▸ Directions for this task
Apart from the pictures, every entry should be reproduced exactly.

▸ Dataset content
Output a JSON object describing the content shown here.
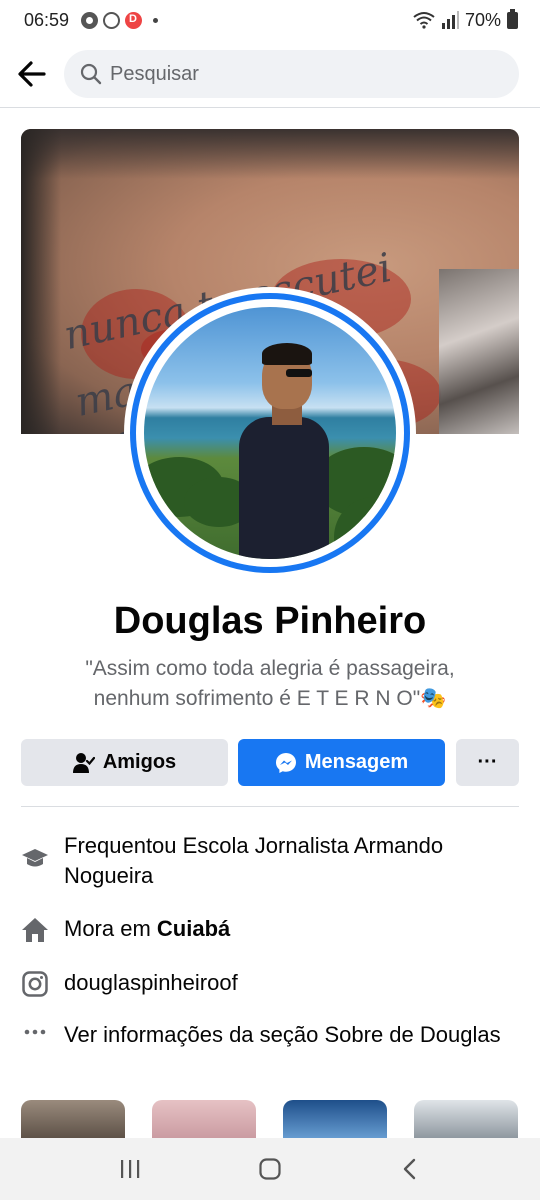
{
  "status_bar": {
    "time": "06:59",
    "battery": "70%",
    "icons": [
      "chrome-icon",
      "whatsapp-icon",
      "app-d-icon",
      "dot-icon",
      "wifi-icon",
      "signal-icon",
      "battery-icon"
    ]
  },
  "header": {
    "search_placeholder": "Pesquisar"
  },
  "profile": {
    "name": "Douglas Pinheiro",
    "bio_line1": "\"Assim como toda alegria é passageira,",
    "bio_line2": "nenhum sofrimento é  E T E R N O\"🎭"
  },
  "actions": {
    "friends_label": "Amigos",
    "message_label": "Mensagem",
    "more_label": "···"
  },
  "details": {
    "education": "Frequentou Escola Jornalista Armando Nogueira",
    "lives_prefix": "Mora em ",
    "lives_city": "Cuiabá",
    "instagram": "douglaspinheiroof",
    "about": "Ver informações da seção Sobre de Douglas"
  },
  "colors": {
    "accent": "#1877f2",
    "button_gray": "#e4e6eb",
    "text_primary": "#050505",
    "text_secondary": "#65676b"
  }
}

▸ Solved problem
Output a JSON object describing the content shown here.
{
  "status_bar": {
    "time": "06:59",
    "battery": "70%",
    "icons": [
      "chrome-icon",
      "whatsapp-icon",
      "app-d-icon",
      "dot-icon",
      "wifi-icon",
      "signal-icon",
      "battery-icon"
    ]
  },
  "header": {
    "search_placeholder": "Pesquisar"
  },
  "profile": {
    "name": "Douglas Pinheiro",
    "bio_line1": "\"Assim como toda alegria é passageira,",
    "bio_line2": "nenhum sofrimento é  E T E R N O\"🎭"
  },
  "actions": {
    "friends_label": "Amigos",
    "message_label": "Mensagem",
    "more_label": "···"
  },
  "details": {
    "education": "Frequentou Escola Jornalista Armando Nogueira",
    "lives_prefix": "Mora em ",
    "lives_city": "Cuiabá",
    "instagram": "douglaspinheiroof",
    "about": "Ver informações da seção Sobre de Douglas"
  },
  "colors": {
    "accent": "#1877f2",
    "button_gray": "#e4e6eb",
    "text_primary": "#050505",
    "text_secondary": "#65676b"
  }
}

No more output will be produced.